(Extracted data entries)
================

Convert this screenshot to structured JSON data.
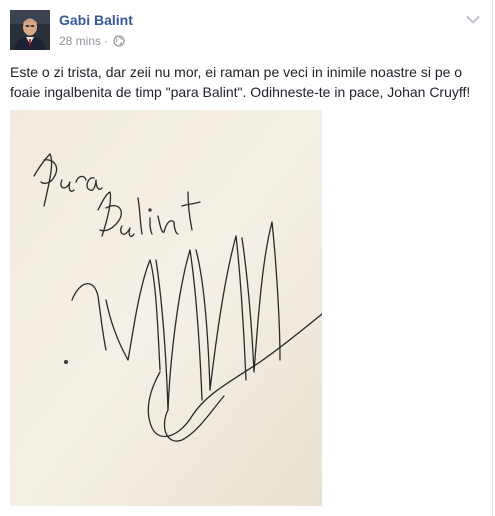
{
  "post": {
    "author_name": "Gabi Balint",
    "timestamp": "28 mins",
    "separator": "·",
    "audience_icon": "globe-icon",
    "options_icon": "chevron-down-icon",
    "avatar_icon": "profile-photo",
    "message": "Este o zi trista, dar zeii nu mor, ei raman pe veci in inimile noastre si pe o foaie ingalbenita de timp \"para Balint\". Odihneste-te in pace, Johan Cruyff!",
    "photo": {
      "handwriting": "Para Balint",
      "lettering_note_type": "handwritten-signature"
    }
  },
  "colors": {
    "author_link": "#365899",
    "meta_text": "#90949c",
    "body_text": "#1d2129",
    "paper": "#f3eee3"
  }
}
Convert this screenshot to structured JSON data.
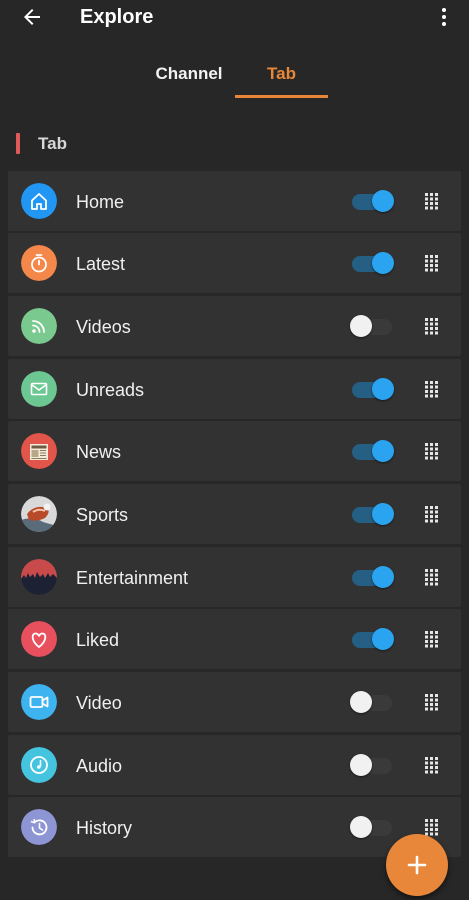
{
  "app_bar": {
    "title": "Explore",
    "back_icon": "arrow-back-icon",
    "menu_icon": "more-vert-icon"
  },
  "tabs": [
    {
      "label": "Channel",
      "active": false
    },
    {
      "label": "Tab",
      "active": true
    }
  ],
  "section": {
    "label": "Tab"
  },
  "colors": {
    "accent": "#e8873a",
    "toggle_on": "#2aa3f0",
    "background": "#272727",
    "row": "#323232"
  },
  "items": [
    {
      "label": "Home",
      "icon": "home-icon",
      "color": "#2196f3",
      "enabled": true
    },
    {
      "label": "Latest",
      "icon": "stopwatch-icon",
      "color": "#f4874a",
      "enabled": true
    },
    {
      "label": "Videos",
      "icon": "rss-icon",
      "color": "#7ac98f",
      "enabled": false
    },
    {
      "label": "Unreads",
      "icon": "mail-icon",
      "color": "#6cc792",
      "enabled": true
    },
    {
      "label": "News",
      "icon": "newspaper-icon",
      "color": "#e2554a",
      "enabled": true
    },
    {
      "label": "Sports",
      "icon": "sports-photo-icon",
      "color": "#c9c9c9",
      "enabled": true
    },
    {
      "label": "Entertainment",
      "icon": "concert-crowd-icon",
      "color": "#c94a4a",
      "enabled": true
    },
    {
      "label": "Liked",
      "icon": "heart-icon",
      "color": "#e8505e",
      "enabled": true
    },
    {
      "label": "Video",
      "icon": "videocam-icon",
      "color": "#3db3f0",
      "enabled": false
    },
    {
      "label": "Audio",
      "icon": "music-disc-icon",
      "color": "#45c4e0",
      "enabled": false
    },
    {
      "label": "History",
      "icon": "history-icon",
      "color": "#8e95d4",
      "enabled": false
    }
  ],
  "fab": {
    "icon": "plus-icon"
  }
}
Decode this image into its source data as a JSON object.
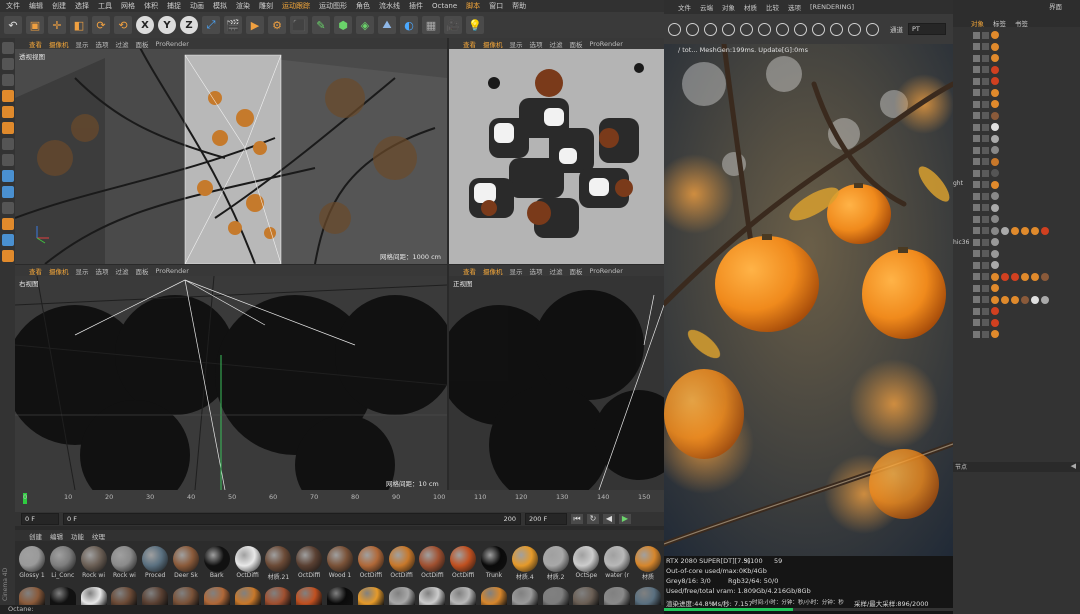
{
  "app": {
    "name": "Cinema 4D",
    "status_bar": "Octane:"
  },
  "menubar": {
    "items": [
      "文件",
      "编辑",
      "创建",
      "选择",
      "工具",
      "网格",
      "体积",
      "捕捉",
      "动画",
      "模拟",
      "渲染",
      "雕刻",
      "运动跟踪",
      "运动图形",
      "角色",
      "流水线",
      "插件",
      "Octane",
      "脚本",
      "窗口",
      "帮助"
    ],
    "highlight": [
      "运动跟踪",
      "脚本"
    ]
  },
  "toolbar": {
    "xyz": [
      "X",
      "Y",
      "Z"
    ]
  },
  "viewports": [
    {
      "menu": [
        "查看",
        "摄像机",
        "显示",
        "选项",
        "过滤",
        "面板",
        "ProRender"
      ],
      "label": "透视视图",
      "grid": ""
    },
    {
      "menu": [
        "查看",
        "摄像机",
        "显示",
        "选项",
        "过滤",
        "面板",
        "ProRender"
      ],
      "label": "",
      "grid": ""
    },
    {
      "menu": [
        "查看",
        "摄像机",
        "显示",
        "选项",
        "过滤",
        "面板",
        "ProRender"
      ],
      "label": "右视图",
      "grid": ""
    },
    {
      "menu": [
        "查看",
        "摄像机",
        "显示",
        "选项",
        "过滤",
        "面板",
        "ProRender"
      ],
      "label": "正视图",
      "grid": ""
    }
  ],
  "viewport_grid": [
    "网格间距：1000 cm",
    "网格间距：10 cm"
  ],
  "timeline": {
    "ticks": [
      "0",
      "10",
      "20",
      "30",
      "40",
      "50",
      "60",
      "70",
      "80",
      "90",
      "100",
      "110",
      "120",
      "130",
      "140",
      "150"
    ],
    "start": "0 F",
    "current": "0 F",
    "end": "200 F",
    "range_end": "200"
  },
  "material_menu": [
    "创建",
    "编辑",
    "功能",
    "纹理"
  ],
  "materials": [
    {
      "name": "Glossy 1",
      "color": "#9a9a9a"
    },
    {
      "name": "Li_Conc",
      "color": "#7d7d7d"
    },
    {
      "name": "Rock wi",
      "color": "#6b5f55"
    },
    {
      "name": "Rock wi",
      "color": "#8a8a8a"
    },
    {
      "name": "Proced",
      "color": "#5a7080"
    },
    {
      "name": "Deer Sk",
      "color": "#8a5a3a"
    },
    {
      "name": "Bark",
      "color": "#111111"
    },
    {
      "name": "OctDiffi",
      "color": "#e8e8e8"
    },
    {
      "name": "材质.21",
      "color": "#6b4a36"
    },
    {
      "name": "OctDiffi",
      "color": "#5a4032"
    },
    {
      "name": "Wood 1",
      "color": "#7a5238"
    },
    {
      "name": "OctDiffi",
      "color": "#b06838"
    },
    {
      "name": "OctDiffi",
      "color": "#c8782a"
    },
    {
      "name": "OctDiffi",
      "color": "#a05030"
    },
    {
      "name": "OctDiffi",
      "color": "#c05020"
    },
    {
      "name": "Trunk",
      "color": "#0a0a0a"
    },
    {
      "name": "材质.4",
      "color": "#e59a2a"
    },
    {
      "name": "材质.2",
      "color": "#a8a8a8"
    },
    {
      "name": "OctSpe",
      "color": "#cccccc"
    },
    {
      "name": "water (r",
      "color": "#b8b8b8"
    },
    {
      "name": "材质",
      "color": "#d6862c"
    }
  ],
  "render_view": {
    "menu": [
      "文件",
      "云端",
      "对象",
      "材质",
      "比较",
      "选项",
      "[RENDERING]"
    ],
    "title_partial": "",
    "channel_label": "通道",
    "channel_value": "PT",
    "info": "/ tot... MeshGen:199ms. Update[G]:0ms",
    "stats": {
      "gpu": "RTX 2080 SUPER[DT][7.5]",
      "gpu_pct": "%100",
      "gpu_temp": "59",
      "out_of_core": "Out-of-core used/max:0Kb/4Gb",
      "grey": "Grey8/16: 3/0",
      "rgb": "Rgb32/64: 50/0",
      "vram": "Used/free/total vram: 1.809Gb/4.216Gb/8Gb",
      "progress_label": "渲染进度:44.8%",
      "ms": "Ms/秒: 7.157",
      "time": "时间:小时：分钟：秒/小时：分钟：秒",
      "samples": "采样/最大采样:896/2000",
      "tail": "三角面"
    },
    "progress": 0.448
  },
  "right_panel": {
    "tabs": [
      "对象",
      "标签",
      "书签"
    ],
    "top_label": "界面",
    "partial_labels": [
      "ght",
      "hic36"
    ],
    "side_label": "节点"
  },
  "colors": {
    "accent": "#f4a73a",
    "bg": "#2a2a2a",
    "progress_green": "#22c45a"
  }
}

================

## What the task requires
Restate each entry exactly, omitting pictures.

## Expected output
Convert this screenshot to structured JSON data.
{
  "post": {
    "author_name": "Gabi Balint",
    "timestamp": "28 mins",
    "separator": "·",
    "audience_icon": "globe-icon",
    "options_icon": "chevron-down-icon",
    "avatar_icon": "profile-photo",
    "message": "Este o zi trista, dar zeii nu mor, ei raman pe veci in inimile noastre si pe o foaie ingalbenita de timp \"para Balint\". Odihneste-te in pace, Johan Cruyff!",
    "photo": {
      "handwriting": "Para Balint",
      "lettering_note_type": "handwritten-signature"
    }
  },
  "colors": {
    "author_link": "#365899",
    "meta_text": "#90949c",
    "body_text": "#1d2129",
    "paper": "#f3eee3"
  }
}
Convert this screenshot to structured JSON data.
{
  "app_bar": {
    "title": "Explore",
    "back_icon": "arrow-back-icon",
    "menu_icon": "more-vert-icon"
  },
  "tabs": [
    {
      "label": "Channel",
      "active": false
    },
    {
      "label": "Tab",
      "active": true
    }
  ],
  "section": {
    "label": "Tab"
  },
  "colors": {
    "accent": "#e8873a",
    "toggle_on": "#2aa3f0",
    "background": "#272727",
    "row": "#323232"
  },
  "items": [
    {
      "label": "Home",
      "icon": "home-icon",
      "color": "#2196f3",
      "enabled": true
    },
    {
      "label": "Latest",
      "icon": "stopwatch-icon",
      "color": "#f4874a",
      "enabled": true
    },
    {
      "label": "Videos",
      "icon": "rss-icon",
      "color": "#7ac98f",
      "enabled": false
    },
    {
      "label": "Unreads",
      "icon": "mail-icon",
      "color": "#6cc792",
      "enabled": true
    },
    {
      "label": "News",
      "icon": "newspaper-icon",
      "color": "#e2554a",
      "enabled": true
    },
    {
      "label": "Sports",
      "icon": "sports-photo-icon",
      "color": "#c9c9c9",
      "enabled": true
    },
    {
      "label": "Entertainment",
      "icon": "concert-crowd-icon",
      "color": "#c94a4a",
      "enabled": true
    },
    {
      "label": "Liked",
      "icon": "heart-icon",
      "color": "#e8505e",
      "enabled": true
    },
    {
      "label": "Video",
      "icon": "videocam-icon",
      "color": "#3db3f0",
      "enabled": false
    },
    {
      "label": "Audio",
      "icon": "music-disc-icon",
      "color": "#45c4e0",
      "enabled": false
    },
    {
      "label": "History",
      "icon": "history-icon",
      "color": "#8e95d4",
      "enabled": false
    }
  ],
  "fab": {
    "icon": "plus-icon"
  }
}
Decode this image into its source data as a JSON object.
{
  "app": {
    "name": "Cinema 4D",
    "status_bar": "Octane:"
  },
  "menubar": {
    "items": [
      "文件",
      "编辑",
      "创建",
      "选择",
      "工具",
      "网格",
      "体积",
      "捕捉",
      "动画",
      "模拟",
      "渲染",
      "雕刻",
      "运动跟踪",
      "运动图形",
      "角色",
      "流水线",
      "插件",
      "Octane",
      "脚本",
      "窗口",
      "帮助"
    ],
    "highlight": [
      "运动跟踪",
      "脚本"
    ]
  },
  "toolbar": {
    "xyz": [
      "X",
      "Y",
      "Z"
    ]
  },
  "viewports": [
    {
      "menu": [
        "查看",
        "摄像机",
        "显示",
        "选项",
        "过滤",
        "面板",
        "ProRender"
      ],
      "label": "透视视图",
      "grid": ""
    },
    {
      "menu": [
        "查看",
        "摄像机",
        "显示",
        "选项",
        "过滤",
        "面板",
        "ProRender"
      ],
      "label": "",
      "grid": ""
    },
    {
      "menu": [
        "查看",
        "摄像机",
        "显示",
        "选项",
        "过滤",
        "面板",
        "ProRender"
      ],
      "label": "右视图",
      "grid": ""
    },
    {
      "menu": [
        "查看",
        "摄像机",
        "显示",
        "选项",
        "过滤",
        "面板",
        "ProRender"
      ],
      "label": "正视图",
      "grid": ""
    }
  ],
  "viewport_grid": [
    "网格间距：1000 cm",
    "网格间距：10 cm"
  ],
  "timeline": {
    "ticks": [
      "0",
      "10",
      "20",
      "30",
      "40",
      "50",
      "60",
      "70",
      "80",
      "90",
      "100",
      "110",
      "120",
      "130",
      "140",
      "150"
    ],
    "start": "0 F",
    "current": "0 F",
    "end": "200 F",
    "range_end": "200"
  },
  "material_menu": [
    "创建",
    "编辑",
    "功能",
    "纹理"
  ],
  "materials": [
    {
      "name": "Glossy 1",
      "color": "#9a9a9a"
    },
    {
      "name": "Li_Conc",
      "color": "#7d7d7d"
    },
    {
      "name": "Rock wi",
      "color": "#6b5f55"
    },
    {
      "name": "Rock wi",
      "color": "#8a8a8a"
    },
    {
      "name": "Proced",
      "color": "#5a7080"
    },
    {
      "name": "Deer Sk",
      "color": "#8a5a3a"
    },
    {
      "name": "Bark",
      "color": "#111111"
    },
    {
      "name": "OctDiffi",
      "color": "#e8e8e8"
    },
    {
      "name": "材质.21",
      "color": "#6b4a36"
    },
    {
      "name": "OctDiffi",
      "color": "#5a4032"
    },
    {
      "name": "Wood 1",
      "color": "#7a5238"
    },
    {
      "name": "OctDiffi",
      "color": "#b06838"
    },
    {
      "name": "OctDiffi",
      "color": "#c8782a"
    },
    {
      "name": "OctDiffi",
      "color": "#a05030"
    },
    {
      "name": "OctDiffi",
      "color": "#c05020"
    },
    {
      "name": "Trunk",
      "color": "#0a0a0a"
    },
    {
      "name": "材质.4",
      "color": "#e59a2a"
    },
    {
      "name": "材质.2",
      "color": "#a8a8a8"
    },
    {
      "name": "OctSpe",
      "color": "#cccccc"
    },
    {
      "name": "water (r",
      "color": "#b8b8b8"
    },
    {
      "name": "材质",
      "color": "#d6862c"
    }
  ],
  "render_view": {
    "menu": [
      "文件",
      "云端",
      "对象",
      "材质",
      "比较",
      "选项",
      "[RENDERING]"
    ],
    "title_partial": "",
    "channel_label": "通道",
    "channel_value": "PT",
    "info": "/ tot... MeshGen:199ms. Update[G]:0ms",
    "stats": {
      "gpu": "RTX 2080 SUPER[DT][7.5]",
      "gpu_pct": "%100",
      "gpu_temp": "59",
      "out_of_core": "Out-of-core used/max:0Kb/4Gb",
      "grey": "Grey8/16: 3/0",
      "rgb": "Rgb32/64: 50/0",
      "vram": "Used/free/total vram: 1.809Gb/4.216Gb/8Gb",
      "progress_label": "渲染进度:44.8%",
      "ms": "Ms/秒: 7.157",
      "time": "时间:小时：分钟：秒/小时：分钟：秒",
      "samples": "采样/最大采样:896/2000",
      "tail": "三角面"
    },
    "progress": 0.448
  },
  "right_panel": {
    "tabs": [
      "对象",
      "标签",
      "书签"
    ],
    "top_label": "界面",
    "partial_labels": [
      "ght",
      "hic36"
    ],
    "side_label": "节点"
  },
  "colors": {
    "accent": "#f4a73a",
    "bg": "#2a2a2a",
    "progress_green": "#22c45a"
  }
}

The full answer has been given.